The healing nature of digital minimalism

Victoria Helmer, Columnist

With so much going on, we can easily feel as if we are trapped in a bottomless pit of apocalyptic news, and this sentiment rings especially true if we compulsively check our devices. Since many facets of our lives have moved online, we are now extra susceptible to spending more time than we’d like to on screens, and doing so leaves some of us feeling overstimulated, anxious and empty.

No one deserves to feel this way. 

As cultural critic Jenny Odell puts it, “It’s just unfortunate that the media through which we interact with other people, and with the news, are actively designed to be addictive and ultimately feel very harmful.” 

Illustration by Anika Vucicevic.

The basic idea is this: we all deserve to feel at least moderately okay — and even good, when possible. When times are grim, it’s normal to feel devastated, but excessively scrolling, while completely understandable, can make us feel worse. And like I said, we all deserve to feel okay. 

In the era of the infinite scroll, it can be easy to lose sight of the optimal function of your free time: rejuvenation.

We often criticize the addictive nature of social media platforms, but oftentimes, what we’re actually critiquing is their potential for emotional damage; for instance, this harm can arise from the lost sense of autonomy or the sense of time misplaced by doing things we don’t genuinely enjoy. 

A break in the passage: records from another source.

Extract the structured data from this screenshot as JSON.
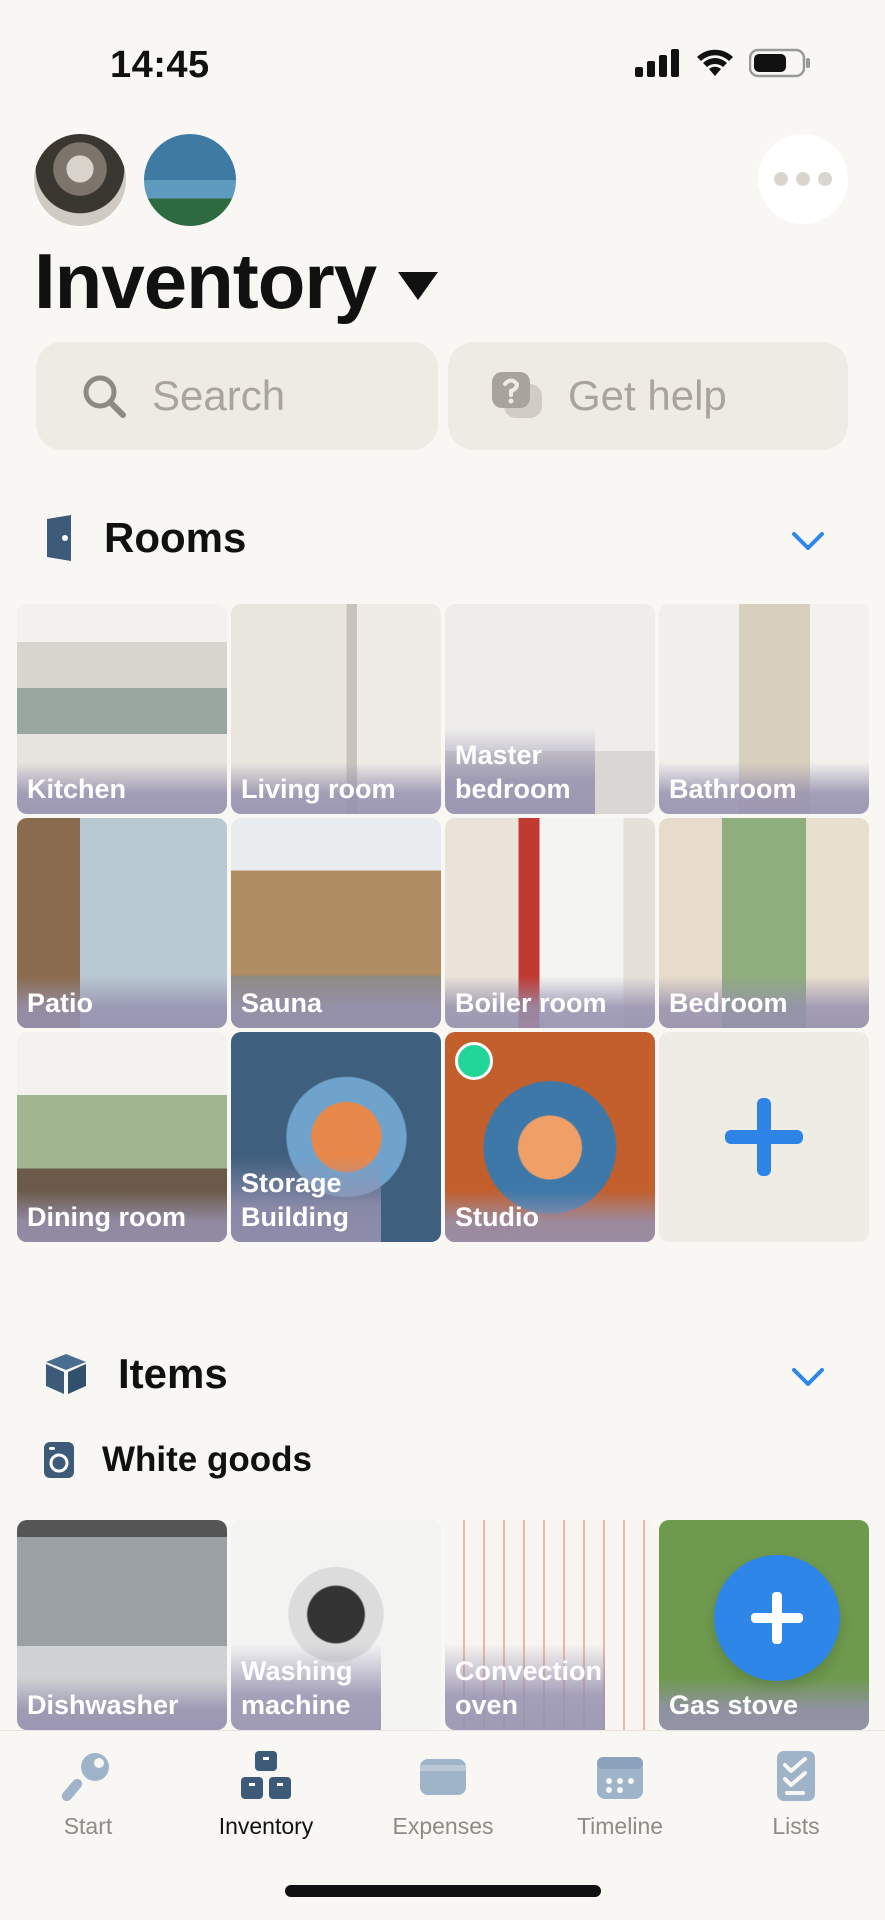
{
  "status_bar": {
    "time": "14:45"
  },
  "header": {
    "title": "Inventory"
  },
  "search": {
    "placeholder": "Search"
  },
  "help": {
    "label": "Get help"
  },
  "rooms": {
    "title": "Rooms",
    "items": [
      {
        "label": "Kitchen"
      },
      {
        "label": "Living room"
      },
      {
        "label": "Master bedroom"
      },
      {
        "label": "Bathroom"
      },
      {
        "label": "Patio"
      },
      {
        "label": "Sauna"
      },
      {
        "label": "Boiler room"
      },
      {
        "label": "Bedroom"
      },
      {
        "label": "Dining room"
      },
      {
        "label": "Storage Building"
      },
      {
        "label": "Studio"
      }
    ]
  },
  "items_section": {
    "title": "Items",
    "category": "White goods",
    "items": [
      {
        "label": "Dishwasher"
      },
      {
        "label": "Washing machine"
      },
      {
        "label": "Convection oven"
      },
      {
        "label": "Gas stove"
      }
    ]
  },
  "tabs": [
    {
      "label": "Start",
      "icon": "wrench-icon"
    },
    {
      "label": "Inventory",
      "icon": "boxes-icon",
      "active": true
    },
    {
      "label": "Expenses",
      "icon": "wallet-icon"
    },
    {
      "label": "Timeline",
      "icon": "calendar-icon"
    },
    {
      "label": "Lists",
      "icon": "checklist-icon"
    }
  ],
  "colors": {
    "accent": "#2e86e8",
    "background": "#f8f7f4",
    "studio_indicator": "#22d69a"
  }
}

In life, all we really have is time, anyway. To the extent that your life is valuable, I think that your time and attention are valuable, too.

Tech companies take this in a literal sense, seeing our time and attention as resources to compete for and commodify. Financially incentivized to maximize user time spent, these companies employ teams of engineers who deliberately design with this narrow goal in mind — often without any regard for the user’s wellbeing. Many of us feel an almost magnetic pull to our devices. This is not a coincidence. It is a collective feeling, an engineered desire. This is the attention economy. 

With so many people profiting off using your psychology against you, how can we reclaim our time and attention? In other words, how can we resist the attention economy? 

Jenny Odell, mentioned above, embodies resistance in the spirit of protest and self-care. She balances mindful Twitter use with bird watching and nature bathing, and she even wrote a whole book called How to do Nothing: Resisting the Attention Economy. On top of that, the tech industry can be quite problematic in general, and there’s a lot to defy besides attention-based issues. 

Odell practices what some would call digital minimalism, a form of resistance that revolves around tech intentionality. Digital minimalists, as defined by Cal Newport, espouse “A philosophy of technology use in which you focus your online time on a small number of carefully selected and optimized activities that strongly support things you value, and then happily miss out on everything else.” 

This ideology radically reorients the way we view and use our devices; when we engage with them on our own terms, they can even remind us of the deep sense of entertainment we are all worthy of experiencing. 

Digital minimalism, on the surface, helps us mend our relations to devices. But what’s truly so wonderful about it, and too often overlooked, is that customizing our tech lives can ultimately help us heal our relationships with ourselves. Doing so can help us internalize, on an individual level, how we all deserve to feel good.